Chapter 2 – Overview

As stated in Chapter 1, defining zones can be a useful approach to planning and executing a response, including predicting casualties and medical needs, determining where to locate staging areas, determining incident management requirements, assessing potential worker hazards, determining how to access affected areas, and prioritizing mission objectives especially for medical triage. The zones in this recommended approach are based on visual indicators of physical damage and on radiation levels that will need to be determined in the field. The basic zones were described in Chapter 1 and their use is elaborated here.

While not a focus of this document, establishing communications after a nuclear explosion is expected to be difficult due to local damage to communications infrastructure, and potentially damaging electromagnetic pulse (EMP). Communications among responders will be critical to effective response operations, and local planners are encouraged to consider emergency communications systems that may be utilized in the wake of a catastrophic incident. The ability to communicate directly to the public is also essential, and may be critical to saving lives after a nuclear explosion.

While presented generically here, response planning must be done on a city-specific basis using city-specific impact assessments. The priority of saving lives is emphasized together with protecting emergency response workers. In each case, the guiding principle when performing a response is to ensure that the overall benefits (primarily lives saved) outweigh the risks (primarily risks to response worker life and health). The guiding principle for planning a response action is to optimize the response by maximizing the total benefits expected and minimizing the total risk (radiation and non-radiation risks) to the responder. Thus, the risk-benefit balance must address not just a single mission under consideration, but the need for responders to continue response missions for days to come as the response progresses.

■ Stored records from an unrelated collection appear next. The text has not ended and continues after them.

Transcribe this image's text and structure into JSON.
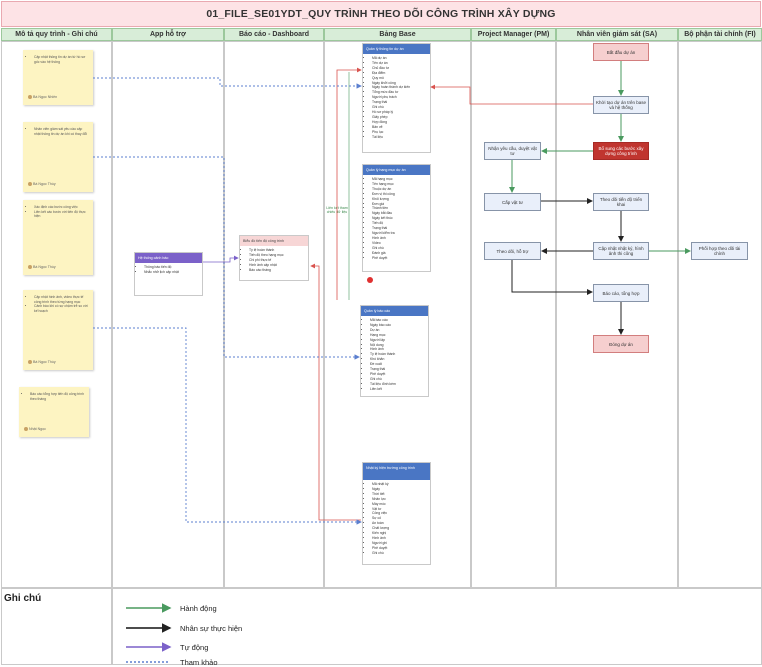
{
  "title": "01_FILE_SE01YDT_QUY TRÌNH THEO DÕI CÔNG TRÌNH XÂY DỰNG",
  "lanes": [
    {
      "label": "Mô tả quy trình - Ghi chú"
    },
    {
      "label": "App hỗ trợ"
    },
    {
      "label": "Báo cáo - Dashboard"
    },
    {
      "label": "Bảng Base"
    },
    {
      "label": "Project Manager (PM)"
    },
    {
      "label": "Nhân viên giám sát (SA)"
    },
    {
      "label": "Bộ phận tài chính (FI)"
    }
  ],
  "notes": [
    {
      "lines": [
        "Cập nhật thông tin dự án từ hồ sơ gốc vào hệ thống"
      ],
      "author": "Bà Ngọc Nhiên"
    },
    {
      "lines": [
        "Nhân viên giám sát yêu cầu cập nhật thông tin dự án khi có thay đổi"
      ],
      "author": "Bà Ngọc Thùy"
    },
    {
      "lines": [
        "Xác định các bước công việc",
        "Liên kết các bước với tiến độ thực hiện"
      ],
      "author": "Bà Ngọc Thùy"
    },
    {
      "lines": [
        "Cập nhật hình ảnh, video thực tế công trình theo từng hạng mục",
        "Cảnh báo khi có sự chậm trễ so với kế hoạch"
      ],
      "author": "Bà Ngọc Thùy"
    },
    {
      "lines": [
        "Báo cáo tổng hợp tiến độ công trình theo tháng"
      ],
      "author": "Nhật Ngọc"
    }
  ],
  "app_card": {
    "title": "Hệ thống cảnh báo",
    "items": [
      "Thông báo tiến độ",
      "Nhắc nhở lịch cập nhật"
    ]
  },
  "dash_card": {
    "title": "Biểu đồ tiến độ công trình",
    "items": [
      "Tỷ lệ hoàn thành",
      "Tiến độ theo hạng mục",
      "Chi phí thực tế",
      "Hình ảnh cập nhật",
      "Báo cáo tháng"
    ]
  },
  "base_cards": [
    {
      "title": "Quản lý thông tin dự án",
      "items": [
        "Mã dự án",
        "Tên dự án",
        "Chủ đầu tư",
        "Địa điểm",
        "Quy mô",
        "Ngày khởi công",
        "Ngày hoàn thành dự kiến",
        "Tổng mức đầu tư",
        "Người phụ trách",
        "Trạng thái",
        "Ghi chú",
        "Hồ sơ pháp lý",
        "Giấy phép",
        "Hợp đồng",
        "Bản vẽ",
        "Phụ lục",
        "Tài liệu"
      ]
    },
    {
      "title": "Quản lý hạng mục dự án",
      "items": [
        "Mã hạng mục",
        "Tên hạng mục",
        "Thuộc dự án",
        "Đơn vị thi công",
        "Khối lượng",
        "Đơn giá",
        "Thành tiền",
        "Ngày bắt đầu",
        "Ngày kết thúc",
        "Tiến độ",
        "Trạng thái",
        "Người kiểm tra",
        "Hình ảnh",
        "Video",
        "Ghi chú",
        "Đánh giá",
        "Phê duyệt"
      ]
    },
    {
      "title": "Quản lý báo cáo",
      "items": [
        "Mã báo cáo",
        "Ngày báo cáo",
        "Dự án",
        "Hạng mục",
        "Người lập",
        "Nội dung",
        "Hình ảnh",
        "Tỷ lệ hoàn thành",
        "Khó khăn",
        "Đề xuất",
        "Trạng thái",
        "Phê duyệt",
        "Ghi chú",
        "Tài liệu đính kèm",
        "Liên kết"
      ]
    },
    {
      "title": "Nhật ký hiện trường công trình",
      "items": [
        "Mã nhật ký",
        "Ngày",
        "Thời tiết",
        "Nhân lực",
        "Máy móc",
        "Vật tư",
        "Công việc",
        "Sự cố",
        "An toàn",
        "Chất lượng",
        "Kiến nghị",
        "Hình ảnh",
        "Người ghi",
        "Phê duyệt",
        "Ghi chú"
      ]
    }
  ],
  "link_label": "Liên kết tham chiếu dữ liệu",
  "boxes": {
    "start": "Bắt đầu dự án",
    "create": "Khởi tạo dự án trên base và hệ thống",
    "update_steps": "Bổ sung các bước xây dựng công trình",
    "pm_request": "Nhận yêu cầu, duyệt vật tư",
    "supply": "Cấp vật tư",
    "track": "Theo dõi tiến độ triển khai",
    "pm_follow": "Theo dõi, hỗ trợ",
    "diary": "Cập nhật nhật ký, hình ảnh thi công",
    "finance": "Phối hợp theo dõi tài chính",
    "report": "Báo cáo, tổng hợp",
    "end": "Đóng dự án"
  },
  "legend": {
    "title": "Ghi chú",
    "items": [
      {
        "label": "Hành động",
        "color": "#4a9a5f"
      },
      {
        "label": "Nhân sự thực hiện",
        "color": "#111111"
      },
      {
        "label": "Tự động",
        "color": "#7b61c9"
      },
      {
        "label": "Tham khảo",
        "color": "#5b7fcf"
      }
    ]
  }
}
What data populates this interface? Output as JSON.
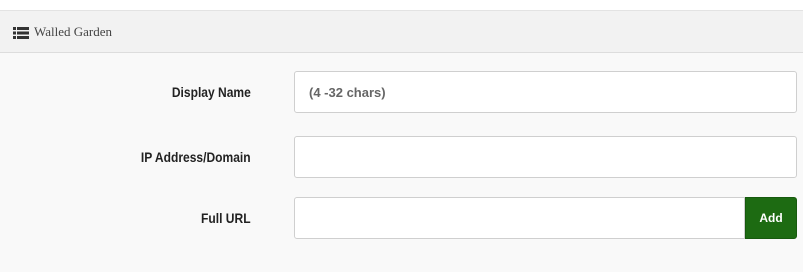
{
  "panel": {
    "title": "Walled Garden",
    "icon": "list-icon"
  },
  "form": {
    "display_name": {
      "label": "Display Name",
      "value": "",
      "placeholder": "(4 -32 chars)"
    },
    "ip_address_domain": {
      "label": "IP Address/Domain",
      "value": "",
      "placeholder": ""
    },
    "full_url": {
      "label": "Full URL",
      "value": "",
      "placeholder": ""
    },
    "add_button_label": "Add"
  },
  "colors": {
    "add_button": "#1d6b12",
    "header_bg": "#f2f2f2",
    "body_bg": "#f9f9f9"
  }
}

The goal of a zoned approach to nuclear detonation response is to save lives while also managing risks to emergency response worker life and health.